4. What is the importance of language for thinking?
Ans. Imagine what would have happened if we did not have language to express whatever we wanted to express. Without language it would not have been possible to express our feelings and communicate with others. The process of acquiring language is very interesting. The child by the age of six months first starts saying “ma..ma..ma” (babbling) and it is an enjoyable sound both for the child as well as the parents and others. Slowly, the child learns to say mama and papa and gradually other mono-syllables start appearing and later could starts comparing two or more words to communicate his/her needs etc.
Initially the child learns to communicate in the language being used at home, called mother tongue. Later, the child learns a formal language (say English) at school. The child may then learn two languages. The progress from ultering “ma…ma…ma” to the attainment of mastery over language is a fascinating journey. Some people become creative writers, poets and novelists. What sets us apart from non-human beings is the use of language.
Use of Language:
Children progress rapidly from two word utterances to more complex sentences. By the time they are three, many children are constructing complex sentences like “I want this doll because she is big”. Thus, in the course of development infants start from cry, coo, and babble and gradually become linguistically socialised so that they become effective participants in conversation with others and are able to communicate well.
Language is a vehicle of thought and a tool for all kinds of social interaction.
Language conveys intentions, feelings, motives, attitudes and beliefs, etc.
Language and Communication:
We communicate information by using a system of symbols. Language is one such symbol system. It has two basic characteristics: the presence of symbols and communication. Symbols represent or stand for something else. For example, home, school, office, temple, etc. these are all buildings. However, these buildings represent something that has a meaning more than what the “building’ carries. Home is a place where a family lives and school is a building where education is imparted to the children. When these words (e.g., school, home) are associated with certain functions, they acquire meaning and we recognize those words and use them for communicating with others. So, when you say to another person that you are going to the temple, you are communicating that you are going to a place (building) for worship.

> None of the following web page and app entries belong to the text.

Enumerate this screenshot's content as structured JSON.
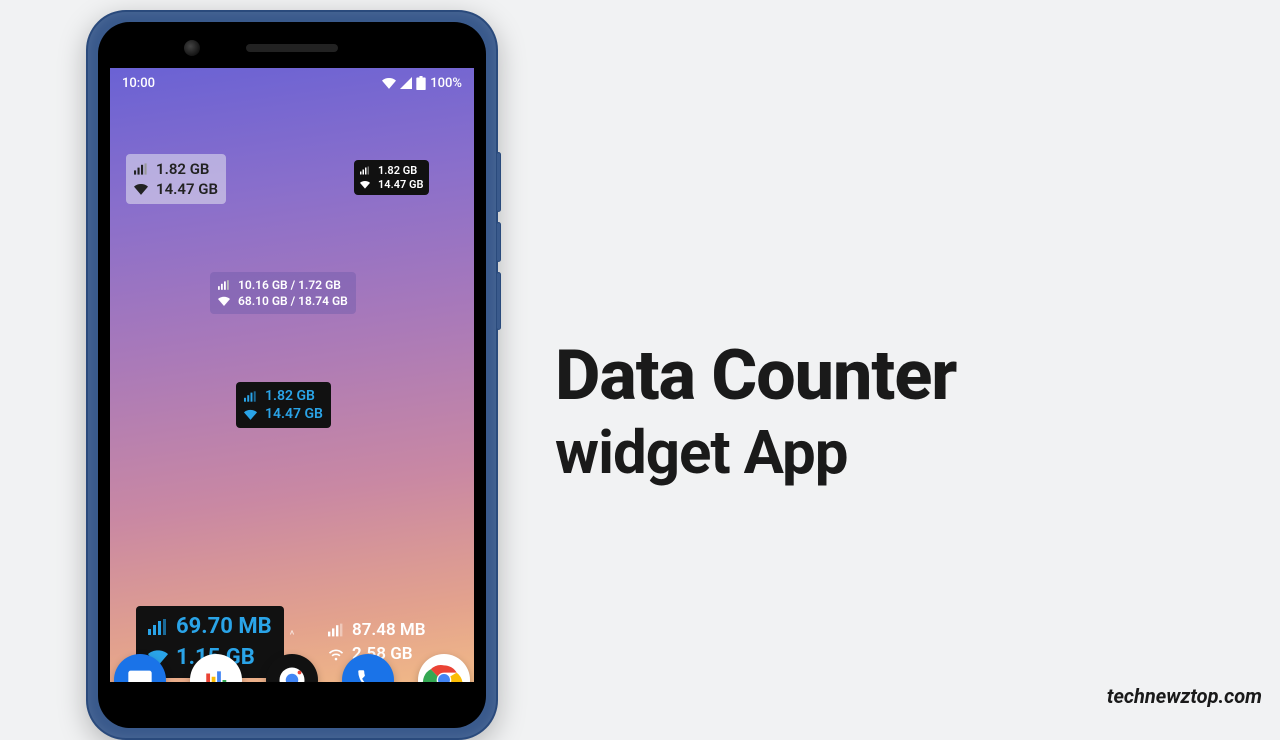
{
  "page": {
    "title_line1": "Data Counter",
    "title_line2": "widget App",
    "watermark": "technewztop.com"
  },
  "statusbar": {
    "time": "10:00",
    "battery": "100%"
  },
  "widgets": {
    "light": {
      "mobile": "1.82 GB",
      "wifi": "14.47 GB"
    },
    "dark_small": {
      "mobile": "1.82 GB",
      "wifi": "14.47 GB"
    },
    "purple": {
      "mobile": "10.16 GB / 1.72 GB",
      "wifi": "68.10 GB / 18.74 GB"
    },
    "black_blue": {
      "mobile": "1.82 GB",
      "wifi": "14.47 GB"
    },
    "big_black": {
      "mobile": "69.70 MB",
      "wifi": "1.15 GB"
    },
    "trans": {
      "mobile": "87.48 MB",
      "wifi": "2.58 GB"
    }
  },
  "indicator": "^"
}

Language also helps us in describing abstract ideas or thoughts (e.g., beauty, democracy) in addition to the concrete objects of everyday use and experience. Through language we are able to express our abstract thoughts.
We also communicate with others through the use of our body parts, called gestures and postures. Such type of communication is called non-verbal communication. It may be noted that a sign language is also a form of human language.
Language and Thinking:
Often people have wondered whether language is essential for thinking. Is thinking possible without language? Most of our thinking does involve words. It is well established that language and thought are related. Watson called thinking as “inner speech”. If language is essential for thinking then an obvious question that arises is what happens to those in whom there is no language or the people whose language is not well developed (say young children). It has been argued that such people can use sign language and understand each other’s thoughts. For example, deaf people can think and communicate in sign language. One can say that language is an essential tool of thinking, but it can not be said that thinking is not possible without language.
Language is helpful in thinking and at the same time language works as a vehicle of thought. That is, whatever we think is communicated through language.